> _Problem to work on_: Only a number is expected: the count of lines in the listing where "Provisioning" occurs.

=== Section Start ===

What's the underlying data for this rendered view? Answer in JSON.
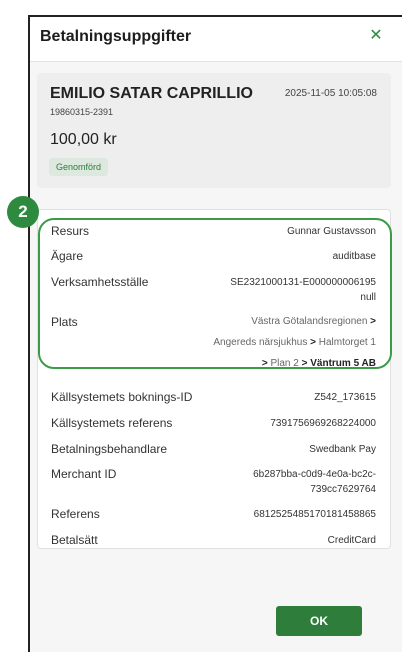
{
  "dialog": {
    "title": "Betalningsuppgifter",
    "close_icon": "close-icon"
  },
  "summary": {
    "name": "EMILIO SATAR CAPRILLIO",
    "person_id": "19860315-2391",
    "date": "2025-11-05 10:05:08",
    "amount": "100,00 kr",
    "status": "Genomförd"
  },
  "step_badge": "2",
  "details": {
    "resurs": {
      "label": "Resurs",
      "value": "Gunnar Gustavsson"
    },
    "agare": {
      "label": "Ägare",
      "value": "auditbase"
    },
    "verksamhet": {
      "label": "Verksamhetsställe",
      "value_line1": "SE2321000131-E000000006195",
      "value_line2": "null"
    },
    "plats": {
      "label": "Plats",
      "crumb1": "Västra Götalandsregionen",
      "crumb2": "Angereds närsjukhus",
      "crumb3": "Halmtorget 1",
      "crumb4": "Plan 2",
      "crumb5": "Väntrum 5 AB",
      "separator": ">"
    },
    "booking_id": {
      "label": "Källsystemets boknings-ID",
      "value": "Z542_173615"
    },
    "source_ref": {
      "label": "Källsystemets referens",
      "value": "7391756969268224000"
    },
    "handler": {
      "label": "Betalningsbehandlare",
      "value": "Swedbank Pay"
    },
    "merchant": {
      "label": "Merchant ID",
      "value_line1": "6b287bba-c0d9-4e0a-bc2c-",
      "value_line2": "739cc7629764"
    },
    "reference": {
      "label": "Referens",
      "value": "681252548517018145886​5"
    },
    "method": {
      "label": "Betalsätt",
      "value": "CreditCard"
    }
  },
  "footer": {
    "ok_label": "OK"
  },
  "colors": {
    "accent": "#2e8a3e",
    "ring": "#3d9a48"
  }
}
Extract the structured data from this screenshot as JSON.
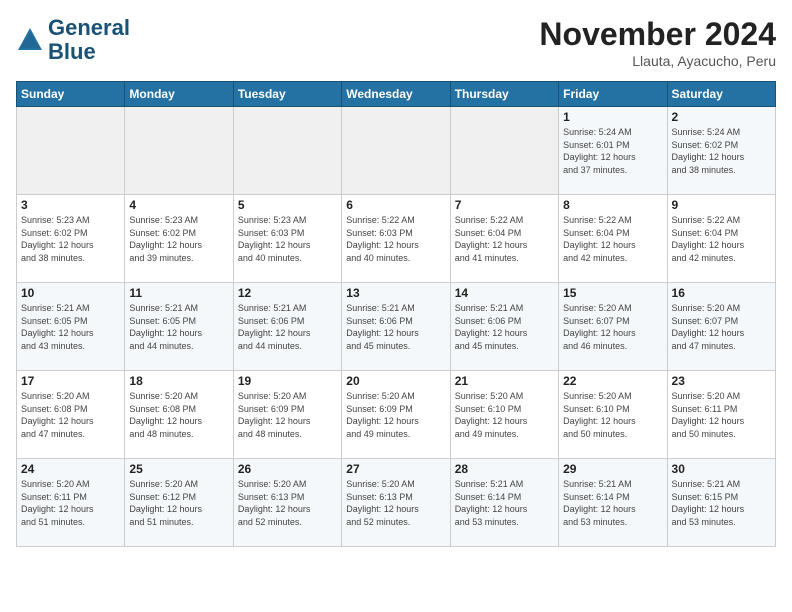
{
  "logo": {
    "line1": "General",
    "line2": "Blue"
  },
  "header": {
    "month_year": "November 2024",
    "location": "Llauta, Ayacucho, Peru"
  },
  "days_of_week": [
    "Sunday",
    "Monday",
    "Tuesday",
    "Wednesday",
    "Thursday",
    "Friday",
    "Saturday"
  ],
  "weeks": [
    [
      {
        "day": "",
        "info": ""
      },
      {
        "day": "",
        "info": ""
      },
      {
        "day": "",
        "info": ""
      },
      {
        "day": "",
        "info": ""
      },
      {
        "day": "",
        "info": ""
      },
      {
        "day": "1",
        "info": "Sunrise: 5:24 AM\nSunset: 6:01 PM\nDaylight: 12 hours\nand 37 minutes."
      },
      {
        "day": "2",
        "info": "Sunrise: 5:24 AM\nSunset: 6:02 PM\nDaylight: 12 hours\nand 38 minutes."
      }
    ],
    [
      {
        "day": "3",
        "info": "Sunrise: 5:23 AM\nSunset: 6:02 PM\nDaylight: 12 hours\nand 38 minutes."
      },
      {
        "day": "4",
        "info": "Sunrise: 5:23 AM\nSunset: 6:02 PM\nDaylight: 12 hours\nand 39 minutes."
      },
      {
        "day": "5",
        "info": "Sunrise: 5:23 AM\nSunset: 6:03 PM\nDaylight: 12 hours\nand 40 minutes."
      },
      {
        "day": "6",
        "info": "Sunrise: 5:22 AM\nSunset: 6:03 PM\nDaylight: 12 hours\nand 40 minutes."
      },
      {
        "day": "7",
        "info": "Sunrise: 5:22 AM\nSunset: 6:04 PM\nDaylight: 12 hours\nand 41 minutes."
      },
      {
        "day": "8",
        "info": "Sunrise: 5:22 AM\nSunset: 6:04 PM\nDaylight: 12 hours\nand 42 minutes."
      },
      {
        "day": "9",
        "info": "Sunrise: 5:22 AM\nSunset: 6:04 PM\nDaylight: 12 hours\nand 42 minutes."
      }
    ],
    [
      {
        "day": "10",
        "info": "Sunrise: 5:21 AM\nSunset: 6:05 PM\nDaylight: 12 hours\nand 43 minutes."
      },
      {
        "day": "11",
        "info": "Sunrise: 5:21 AM\nSunset: 6:05 PM\nDaylight: 12 hours\nand 44 minutes."
      },
      {
        "day": "12",
        "info": "Sunrise: 5:21 AM\nSunset: 6:06 PM\nDaylight: 12 hours\nand 44 minutes."
      },
      {
        "day": "13",
        "info": "Sunrise: 5:21 AM\nSunset: 6:06 PM\nDaylight: 12 hours\nand 45 minutes."
      },
      {
        "day": "14",
        "info": "Sunrise: 5:21 AM\nSunset: 6:06 PM\nDaylight: 12 hours\nand 45 minutes."
      },
      {
        "day": "15",
        "info": "Sunrise: 5:20 AM\nSunset: 6:07 PM\nDaylight: 12 hours\nand 46 minutes."
      },
      {
        "day": "16",
        "info": "Sunrise: 5:20 AM\nSunset: 6:07 PM\nDaylight: 12 hours\nand 47 minutes."
      }
    ],
    [
      {
        "day": "17",
        "info": "Sunrise: 5:20 AM\nSunset: 6:08 PM\nDaylight: 12 hours\nand 47 minutes."
      },
      {
        "day": "18",
        "info": "Sunrise: 5:20 AM\nSunset: 6:08 PM\nDaylight: 12 hours\nand 48 minutes."
      },
      {
        "day": "19",
        "info": "Sunrise: 5:20 AM\nSunset: 6:09 PM\nDaylight: 12 hours\nand 48 minutes."
      },
      {
        "day": "20",
        "info": "Sunrise: 5:20 AM\nSunset: 6:09 PM\nDaylight: 12 hours\nand 49 minutes."
      },
      {
        "day": "21",
        "info": "Sunrise: 5:20 AM\nSunset: 6:10 PM\nDaylight: 12 hours\nand 49 minutes."
      },
      {
        "day": "22",
        "info": "Sunrise: 5:20 AM\nSunset: 6:10 PM\nDaylight: 12 hours\nand 50 minutes."
      },
      {
        "day": "23",
        "info": "Sunrise: 5:20 AM\nSunset: 6:11 PM\nDaylight: 12 hours\nand 50 minutes."
      }
    ],
    [
      {
        "day": "24",
        "info": "Sunrise: 5:20 AM\nSunset: 6:11 PM\nDaylight: 12 hours\nand 51 minutes."
      },
      {
        "day": "25",
        "info": "Sunrise: 5:20 AM\nSunset: 6:12 PM\nDaylight: 12 hours\nand 51 minutes."
      },
      {
        "day": "26",
        "info": "Sunrise: 5:20 AM\nSunset: 6:13 PM\nDaylight: 12 hours\nand 52 minutes."
      },
      {
        "day": "27",
        "info": "Sunrise: 5:20 AM\nSunset: 6:13 PM\nDaylight: 12 hours\nand 52 minutes."
      },
      {
        "day": "28",
        "info": "Sunrise: 5:21 AM\nSunset: 6:14 PM\nDaylight: 12 hours\nand 53 minutes."
      },
      {
        "day": "29",
        "info": "Sunrise: 5:21 AM\nSunset: 6:14 PM\nDaylight: 12 hours\nand 53 minutes."
      },
      {
        "day": "30",
        "info": "Sunrise: 5:21 AM\nSunset: 6:15 PM\nDaylight: 12 hours\nand 53 minutes."
      }
    ]
  ]
}
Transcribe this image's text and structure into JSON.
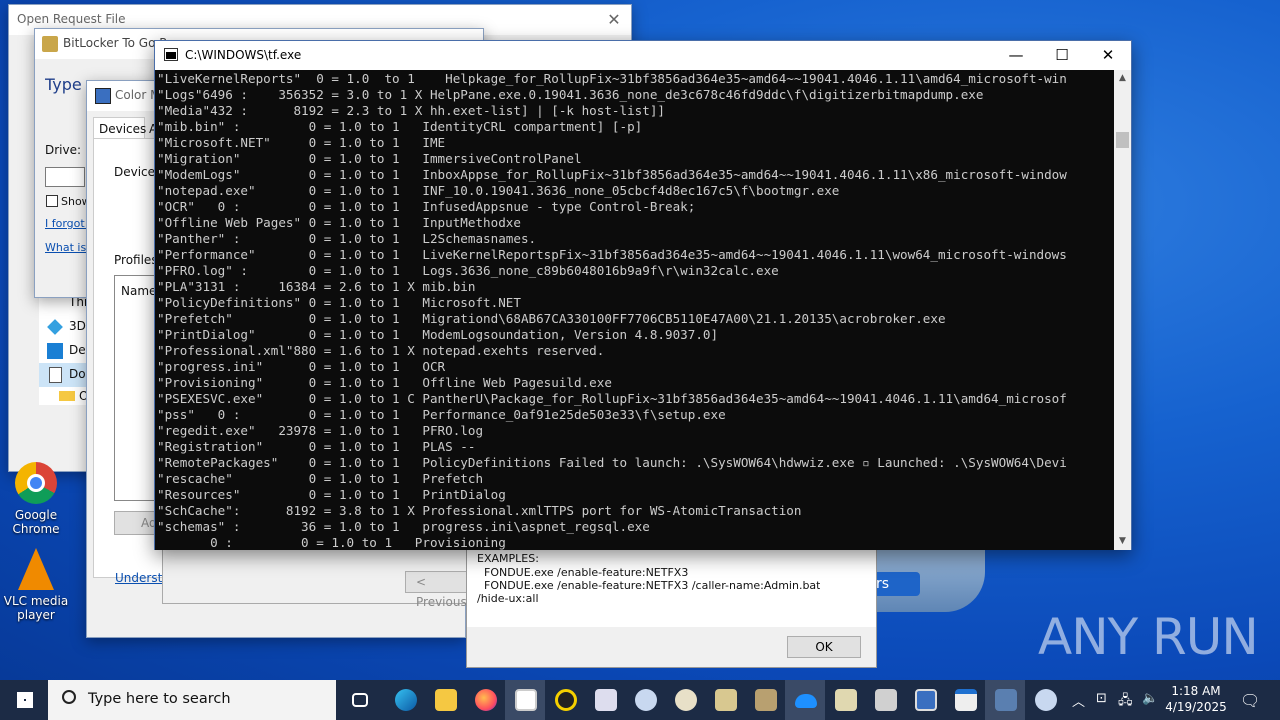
{
  "windows": {
    "open_request": {
      "title": "Open Request File"
    },
    "bitlocker": {
      "title": "BitLocker To Go Re",
      "heading": "Type y",
      "drive_label": "Drive:",
      "show_label": "Show",
      "forgot_link": "I forgot r",
      "what_link": "What is t"
    },
    "color_mgmt": {
      "title": "Color M",
      "tab_devices": "Devices",
      "tab_a": "A",
      "device_label": "Device:",
      "profiles_label": "Profiles",
      "name_header": "Name",
      "add_button": "Ad",
      "understand_link": "Understan",
      "previous_button": "< Previous"
    },
    "explorer_partial": {
      "items": [
        "This",
        "3D",
        "Des",
        "Doc",
        "O"
      ]
    }
  },
  "console": {
    "title": "C:\\WINDOWS\\tf.exe",
    "lines": [
      "\"LiveKernelReports\"  0 = 1.0  to 1    Helpkage_for_RollupFix~31bf3856ad364e35~amd64~~19041.4046.1.11\\amd64_microsoft-win",
      "\"Logs\"6496 :    356352 = 3.0 to 1 X HelpPane.exe.0.19041.3636_none_de3c678c46fd9ddc\\f\\digitizerbitmapdump.exe",
      "\"Media\"432 :      8192 = 2.3 to 1 X hh.exet-list] | [-k host-list]]",
      "\"mib.bin\" :         0 = 1.0 to 1   IdentityCRL compartment] [-p]",
      "\"Microsoft.NET\"     0 = 1.0 to 1   IME",
      "\"Migration\"         0 = 1.0 to 1   ImmersiveControlPanel",
      "\"ModemLogs\"         0 = 1.0 to 1   InboxAppse_for_RollupFix~31bf3856ad364e35~amd64~~19041.4046.1.11\\x86_microsoft-window",
      "\"notepad.exe\"       0 = 1.0 to 1   INF_10.0.19041.3636_none_05cbcf4d8ec167c5\\f\\bootmgr.exe",
      "\"OCR\"   0 :         0 = 1.0 to 1   InfusedAppsnue - type Control-Break;",
      "\"Offline Web Pages\" 0 = 1.0 to 1   InputMethodxe",
      "\"Panther\" :         0 = 1.0 to 1   L2Schemasnames.",
      "\"Performance\"       0 = 1.0 to 1   LiveKernelReportspFix~31bf3856ad364e35~amd64~~19041.4046.1.11\\wow64_microsoft-windows",
      "\"PFRO.log\" :        0 = 1.0 to 1   Logs.3636_none_c89b6048016b9a9f\\r\\win32calc.exe",
      "\"PLA\"3131 :     16384 = 2.6 to 1 X mib.bin",
      "\"PolicyDefinitions\" 0 = 1.0 to 1   Microsoft.NET",
      "\"Prefetch\"          0 = 1.0 to 1   Migrationd\\68AB67CA330100FF7706CB5110E47A00\\21.1.20135\\acrobroker.exe",
      "\"PrintDialog\"       0 = 1.0 to 1   ModemLogsoundation, Version 4.8.9037.0]",
      "\"Professional.xml\"880 = 1.6 to 1 X notepad.exehts reserved.",
      "\"progress.ini\"      0 = 1.0 to 1   OCR",
      "\"Provisioning\"      0 = 1.0 to 1   Offline Web Pagesuild.exe",
      "\"PSEXESVC.exe\"      0 = 1.0 to 1 C PantherU\\Package_for_RollupFix~31bf3856ad364e35~amd64~~19041.4046.1.11\\amd64_microsof",
      "\"pss\"   0 :         0 = 1.0 to 1   Performance_0af91e25de503e33\\f\\setup.exe",
      "\"regedit.exe\"   23978 = 1.0 to 1   PFRO.log",
      "\"Registration\"      0 = 1.0 to 1   PLAS --",
      "\"RemotePackages\"    0 = 1.0 to 1   PolicyDefinitions Failed to launch: .\\SysWOW64\\hdwwiz.exe ▫ Launched: .\\SysWOW64\\Devi",
      "\"rescache\"          0 = 1.0 to 1   Prefetch",
      "\"Resources\"         0 = 1.0 to 1   PrintDialog",
      "\"SchCache\":      8192 = 3.8 to 1 X Professional.xmlTTPS port for WS-AtomicTransaction",
      "\"schemas\" :        36 = 1.0 to 1   progress.ini\\aspnet_regsql.exe",
      "       0 :         0 = 1.0 to 1   Provisioning"
    ]
  },
  "msgbox": {
    "lines": [
      "EXAMPLES:",
      "  FONDUE.exe /enable-feature:NETFX3",
      "  FONDUE.exe /enable-feature:NETFX3 /caller-name:Admin.bat",
      "/hide-ux:all"
    ],
    "ok_label": "OK",
    "partial_button": "rs"
  },
  "desktop_icons": [
    {
      "label": "Google Chrome"
    },
    {
      "label": "VLC media player"
    }
  ],
  "taskbar": {
    "search_placeholder": "Type here to search",
    "time": "1:18 AM",
    "date": "4/19/2025"
  },
  "watermark": "ANY RUN",
  "colors": {
    "console_bg": "#0c0c0c",
    "console_fg": "#cccccc",
    "taskbar_bg": "#1c2b45",
    "desktop_bg": "#1662cf"
  }
}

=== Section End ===

> _Response area_: 2